YOUR INSTRUCTIONS:
Go through the records below and return each line that has "text" in it.

DATA FOR THIS EXERCISE:
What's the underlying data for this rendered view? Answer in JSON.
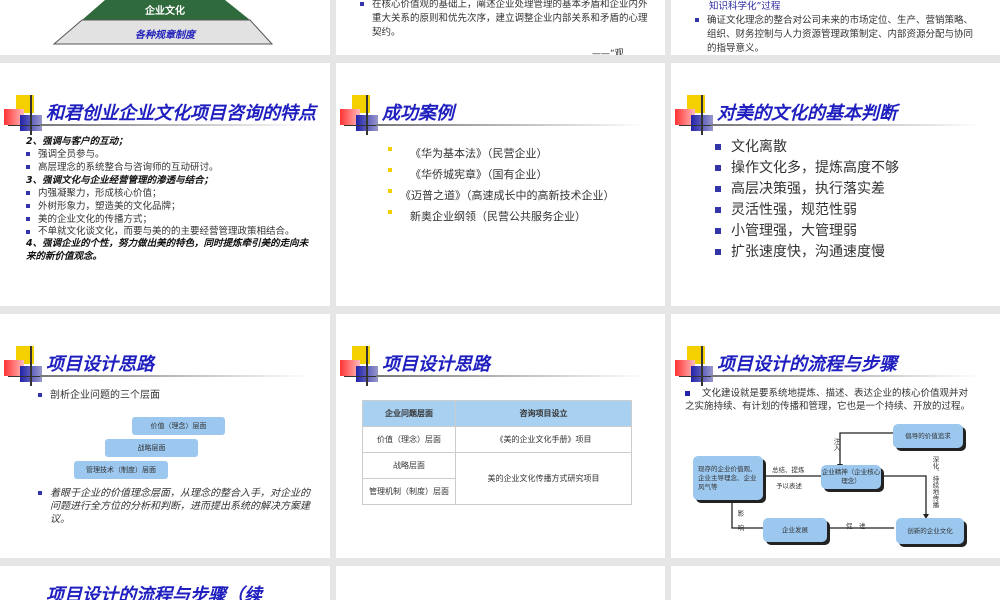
{
  "slides": {
    "s1": {
      "apex": "企业文化",
      "base": "各种规章制度"
    },
    "s2": {
      "text": "在核心价值观的基础上，阐述企业处理管理的基本矛盾和企业内外重大关系的原则和优先次序，建立调整企业内部关系和矛盾的心理契约。",
      "quote": "——“观"
    },
    "s3": {
      "line0": "知识科学化”过程",
      "text": "确证文化理念的整合对公司未来的市场定位、生产、营销策略、组织、财务控制与人力资源管理政策制定、内部资源分配与协同的指导意义。"
    },
    "s4": {
      "title": "和君创业企业文化项目咨询的特点",
      "items": [
        {
          "h": true,
          "t": "2、强调与客户的互动；"
        },
        {
          "t": "强调全员参与。"
        },
        {
          "t": "高层理念的系统整合与咨询师的互动研讨。"
        },
        {
          "h": true,
          "t": "3、强调文化与企业经营管理的渗透与结合；"
        },
        {
          "t": "内强凝聚力，形成核心价值；"
        },
        {
          "t": "外树形象力，塑造美的文化品牌；"
        },
        {
          "t": "美的企业文化的传播方式；"
        },
        {
          "t": "不单就文化谈文化，而要与美的的主要经营管理政策相结合。"
        },
        {
          "h": true,
          "t": "4、强调企业的个性，努力做出美的特色，同时提炼牵引美的走向未来的新价值观念。"
        }
      ]
    },
    "s5": {
      "title": "成功案例",
      "items": [
        "《华为基本法》（民营企业）",
        "《华侨城宪章》（国有企业）",
        "《迈普之道》（高速成长中的高新技术企业）",
        "新奥企业纲领（民营公共服务企业）"
      ]
    },
    "s6": {
      "title": "对美的文化的基本判断",
      "items": [
        "文化离散",
        "操作文化多，提炼高度不够",
        "高层决策强，执行落实差",
        "灵活性强，规范性弱",
        "小管理强，大管理弱",
        "扩张速度快，沟通速度慢"
      ]
    },
    "s7": {
      "title": "项目设计思路",
      "bullet": "剖析企业问题的三个层面",
      "layers": [
        "价值（理念）层面",
        "战略层面",
        "管理技术（制度）层面"
      ],
      "note": "着眼于企业的价值理念层面，从理念的整合入手，对企业的问题进行全方位的分析和判断，进而提出系统的解决方案建议。"
    },
    "s8": {
      "title": "项目设计思路",
      "headers": [
        "企业问题层面",
        "咨询项目设立"
      ],
      "rows": [
        "价值（理念）层面",
        "战略层面",
        "管理机制（制度）层面"
      ],
      "proj1": "《美的企业文化手册》项目",
      "proj2": "美的企业文化传播方式研究项目"
    },
    "s9": {
      "title": "项目设计的流程与步骤",
      "text": "文化建设就是要系统地提炼、描述、表达企业的核心价值观并对之实施持续、有计划的传播和管理，它也是一个持续、开放的过程。",
      "boxes": {
        "current": "现存的企业价值观、企业主导理念、企业风气等",
        "spirit": "企业精神（企业核心理念）",
        "pursuit": "倡导的价值追求",
        "innov": "创新的企业文化",
        "dev": "企业发展"
      },
      "labels": {
        "summ1": "总结、提炼",
        "summ2": "予以表述",
        "inject": "注入",
        "spread": "深化、持续地传播",
        "promote": "促　进",
        "affect": "影响"
      }
    },
    "s10": {
      "title": "项目设计的流程与步骤（续"
    }
  }
}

RESULT BELOW:
      "text": "在核心价值观的基础上，阐述企业处理管理的基本矛盾和企业内外重大关系的原则和优先次序，建立调整企业内部关系和矛盾的心理契约。",
      "text": "确证文化理念的整合对公司未来的市场定位、生产、营销策略、组织、财务控制与人力资源管理政策制定、内部资源分配与协同的指导意义。"
      "text": "文化建设就是要系统地提炼、描述、表达企业的核心价值观并对之实施持续、有计划的传播和管理，它也是一个持续、开放的过程。",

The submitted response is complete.